:: What to produce ::
Go through the entries below and pick out every line with "this".

:: Material provided ::

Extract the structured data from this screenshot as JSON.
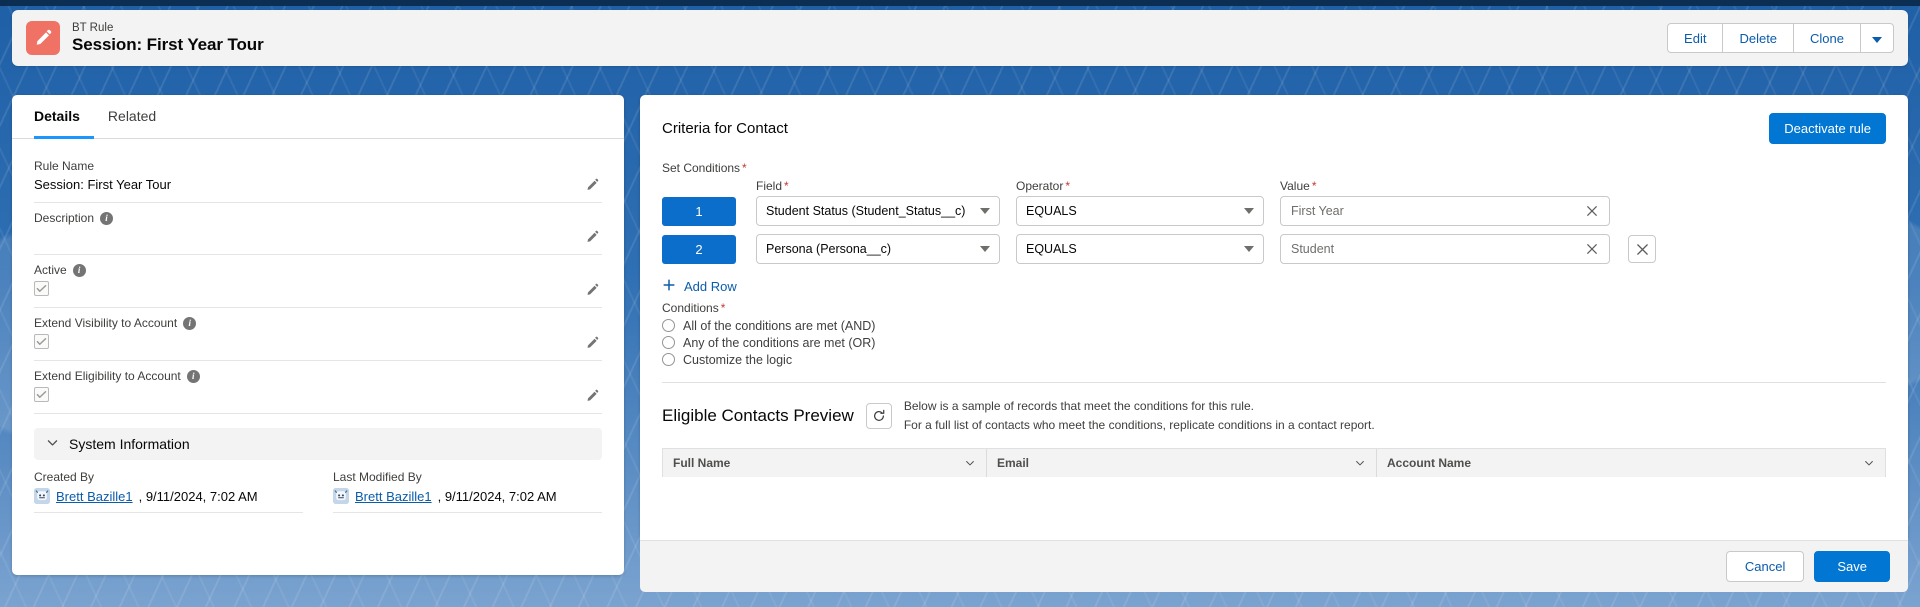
{
  "header": {
    "object_icon": "pencil-icon",
    "eyebrow": "BT Rule",
    "title": "Session: First Year Tour",
    "actions": {
      "edit": "Edit",
      "delete": "Delete",
      "clone": "Clone",
      "more": "chevron-down-icon"
    }
  },
  "details": {
    "tabs": [
      {
        "label": "Details",
        "active": true
      },
      {
        "label": "Related",
        "active": false
      }
    ],
    "fields": [
      {
        "label": "Rule Name",
        "value": "Session: First Year Tour",
        "type": "text",
        "has_info": false
      },
      {
        "label": "Description",
        "value": "",
        "type": "text",
        "has_info": true
      },
      {
        "label": "Active",
        "value": "",
        "type": "checkbox",
        "checked": true,
        "has_info": true
      },
      {
        "label": "Extend Visibility to Account",
        "value": "",
        "type": "checkbox",
        "checked": true,
        "has_info": true
      },
      {
        "label": "Extend Eligibility to Account",
        "value": "",
        "type": "checkbox",
        "checked": true,
        "has_info": true
      }
    ],
    "system_information": {
      "section_title": "System Information",
      "created_by": {
        "label": "Created By",
        "user": "Brett Bazille1",
        "timestamp": ", 9/11/2024, 7:02 AM"
      },
      "last_modified_by": {
        "label": "Last Modified By",
        "user": "Brett Bazille1",
        "timestamp": ", 9/11/2024, 7:02 AM"
      }
    }
  },
  "criteria": {
    "title": "Criteria for Contact",
    "deactivate_label": "Deactivate rule",
    "set_conditions_label": "Set Conditions",
    "column_headers": {
      "field": "Field",
      "operator": "Operator",
      "value": "Value"
    },
    "rows": [
      {
        "index": "1",
        "field": "Student Status (Student_Status__c)",
        "operator": "EQUALS",
        "value": "First Year",
        "has_delete": false
      },
      {
        "index": "2",
        "field": "Persona (Persona__c)",
        "operator": "EQUALS",
        "value": "Student",
        "has_delete": true
      }
    ],
    "add_row_label": "Add Row",
    "conditions_label": "Conditions",
    "condition_options": [
      {
        "label": "All of the conditions are met (AND)",
        "selected": false
      },
      {
        "label": "Any of the conditions are met (OR)",
        "selected": false
      },
      {
        "label": "Customize the logic",
        "selected": false
      }
    ]
  },
  "preview": {
    "title": "Eligible Contacts Preview",
    "refresh_icon": "refresh-icon",
    "note_line1": "Below is a sample of records that meet the conditions for this rule.",
    "note_line2": "For a full list of contacts who meet the conditions, replicate conditions in a contact report.",
    "columns": [
      {
        "label": "Full Name"
      },
      {
        "label": "Email"
      },
      {
        "label": "Account Name"
      }
    ],
    "rows": []
  },
  "footer": {
    "cancel_label": "Cancel",
    "save_label": "Save"
  },
  "colors": {
    "brand_blue": "#0176d3",
    "link_blue": "#0b5cab",
    "badge_blue": "#0b6ecb",
    "object_icon": "#ef7264",
    "required_red": "#c23934",
    "tab_underline": "#1b96ff"
  }
}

:: Task output ::
Extract the structured data from this screenshot as JSON.
    "note_line1": "Below is a sample of records that meet the conditions for this rule.",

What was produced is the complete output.